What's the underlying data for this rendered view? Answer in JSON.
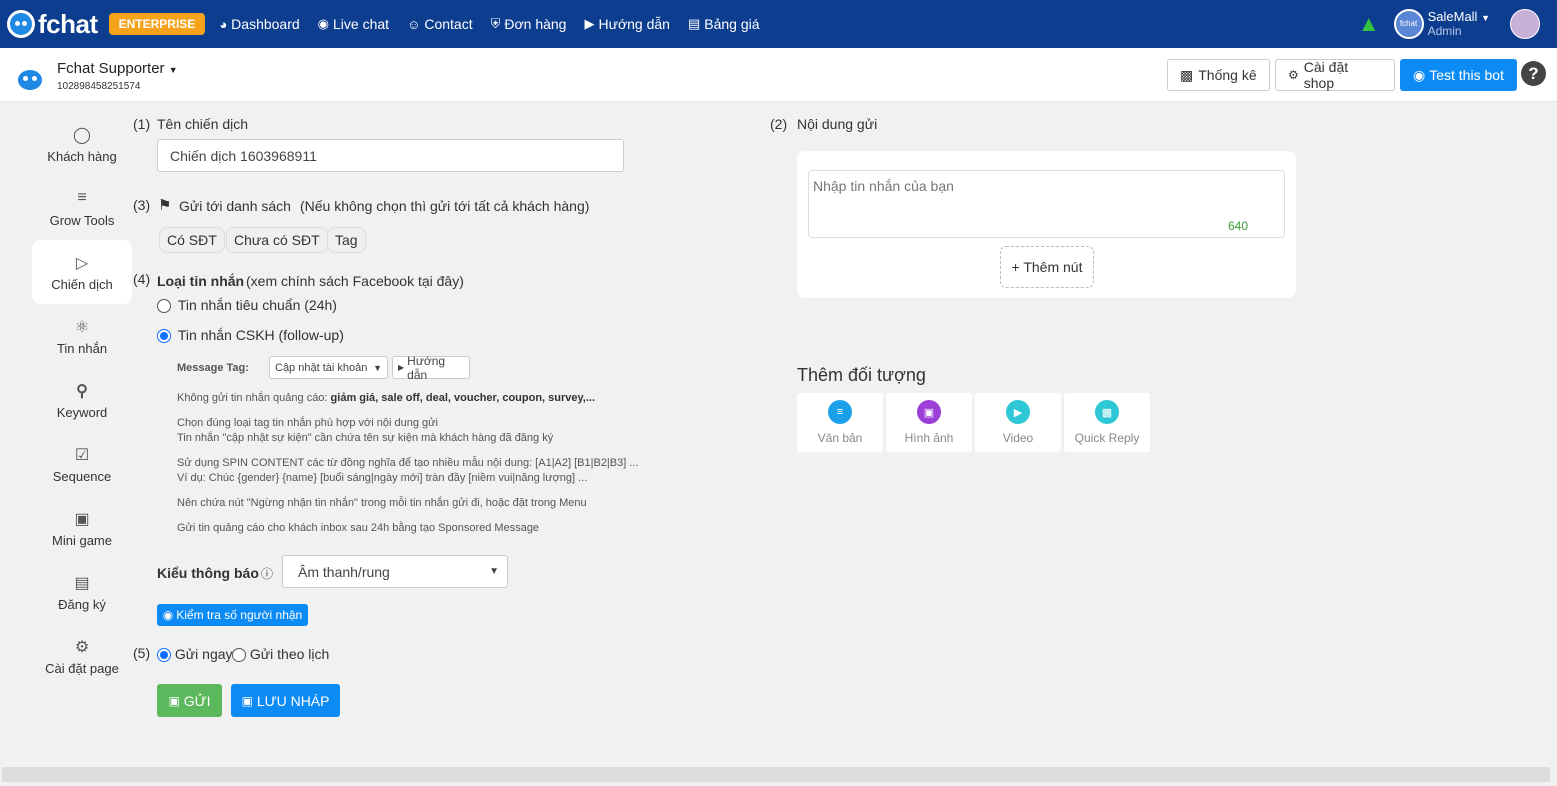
{
  "nav": {
    "brand": "fchat",
    "edition": "ENTERPRISE",
    "items": [
      {
        "icon": "dashboard-icon",
        "label": "Dashboard"
      },
      {
        "icon": "chat-icon",
        "label": "Live chat"
      },
      {
        "icon": "contact-icon",
        "label": "Contact"
      },
      {
        "icon": "cart-icon",
        "label": "Đơn hàng"
      },
      {
        "icon": "play-icon",
        "label": "Hướng dẫn"
      },
      {
        "icon": "price-icon",
        "label": "Bảng giá"
      }
    ],
    "account_name": "SaleMall",
    "account_role": "Admin",
    "account_avatar_text": "fchat"
  },
  "header": {
    "page_name": "Fchat Supporter",
    "page_id": "102898458251574",
    "stats_label": "Thống kê",
    "shop_settings_label": "Cài đặt shop",
    "test_bot_label": "Test this bot",
    "help_label": "?"
  },
  "sidebar": {
    "items": [
      {
        "icon": "user-icon",
        "label": "Khách hàng"
      },
      {
        "icon": "grow-tools-icon",
        "label": "Grow Tools"
      },
      {
        "icon": "send-icon",
        "label": "Chiến dịch"
      },
      {
        "icon": "atom-icon",
        "label": "Tin nhắn"
      },
      {
        "icon": "key-icon",
        "label": "Keyword"
      },
      {
        "icon": "calendar-check-icon",
        "label": "Sequence"
      },
      {
        "icon": "gamepad-icon",
        "label": "Mini game"
      },
      {
        "icon": "form-icon",
        "label": "Đăng ký"
      },
      {
        "icon": "gear-icon",
        "label": "Cài đặt page"
      }
    ],
    "active": "Chiến dịch"
  },
  "campaign": {
    "step1": "(1)",
    "name_label": "Tên chiến dịch",
    "name_value": "Chiến dịch 1603968911",
    "step3": "(3)",
    "send_to_label": "Gửi tới danh sách",
    "send_to_hint": "(Nếu không chọn thì gửi tới tất cả khách hàng)",
    "chips": [
      "Có SĐT",
      "Chưa có SĐT",
      "Tag"
    ],
    "step4": "(4)",
    "msg_type_label": "Loại tin nhắn",
    "msg_type_hint": "(xem chính sách Facebook tại đây)",
    "radio_standard": "Tin nhắn tiêu chuẩn (24h)",
    "radio_followup": "Tin nhắn CSKH (follow-up)",
    "message_tag_label": "Message Tag:",
    "message_tag_value": "Cập nhật tài khoản",
    "guide_button": "Hướng dẫn",
    "note1_prefix": "Không gửi tin nhắn quảng cáo: ",
    "note1_bold": "giảm giá, sale off, deal, voucher, coupon, survey,...",
    "note2a": "Chọn đúng loại tag tin nhắn phù hợp với nội dung gửi",
    "note2b": "Tin nhắn \"cập nhật sự kiện\" cần chứa tên sự kiện mà khách hàng đã đăng ký",
    "note3a": "Sử dụng SPIN CONTENT các từ đồng nghĩa để tạo nhiều mẫu nội dung: [A1|A2] [B1|B2|B3] ...",
    "note3b": "Ví dụ: Chúc {gender} {name} [buổi sáng|ngày mới] tràn đầy [niềm vui|năng lượng] ...",
    "note4": "Nên chứa nút \"Ngừng nhận tin nhắn\" trong mỗi tin nhắn gửi đi, hoặc đặt trong Menu",
    "note5": "Gửi tin quảng cáo cho khách inbox sau 24h bằng tạo Sponsored Message",
    "notify_label": "Kiểu thông báo",
    "notify_value": "Âm thanh/rung",
    "check_recipients": "Kiểm tra số người nhận",
    "step5": "(5)",
    "send_now": "Gửi ngay",
    "send_schedule": "Gửi theo lịch",
    "send_button": "GỬI",
    "draft_button": "LƯU NHÁP"
  },
  "content": {
    "step2": "(2)",
    "label": "Nội dung gửi",
    "placeholder": "Nhập tin nhắn của bạn",
    "char_count": "640",
    "add_button": "+ Thêm nút",
    "add_object_title": "Thêm đối tượng",
    "objects": [
      {
        "icon": "text-icon",
        "label": "Văn bản",
        "color": "#1aa0e8"
      },
      {
        "icon": "image-icon",
        "label": "Hình ảnh",
        "color": "#9b3fd6"
      },
      {
        "icon": "video-icon",
        "label": "Video",
        "color": "#2ec7d6"
      },
      {
        "icon": "quick-reply-icon",
        "label": "Quick Reply",
        "color": "#2ec7d6"
      }
    ]
  },
  "colors": {
    "navbar": "#0d3d8f",
    "primary": "#0d8bf5",
    "success": "#5cb85c",
    "step_marker": "#e02020"
  }
}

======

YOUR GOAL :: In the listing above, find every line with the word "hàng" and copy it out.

WORKED SOLUTION ::
        "label": "Đơn hàng"
        "label": "Khách hàng"
    "send_to_hint": "(Nếu không chọn thì gửi tới tất cả khách hàng)",
    "note2b": "Tin nhắn \"cập nhật sự kiện\" cần chứa tên sự kiện mà khách hàng đã đăng ký",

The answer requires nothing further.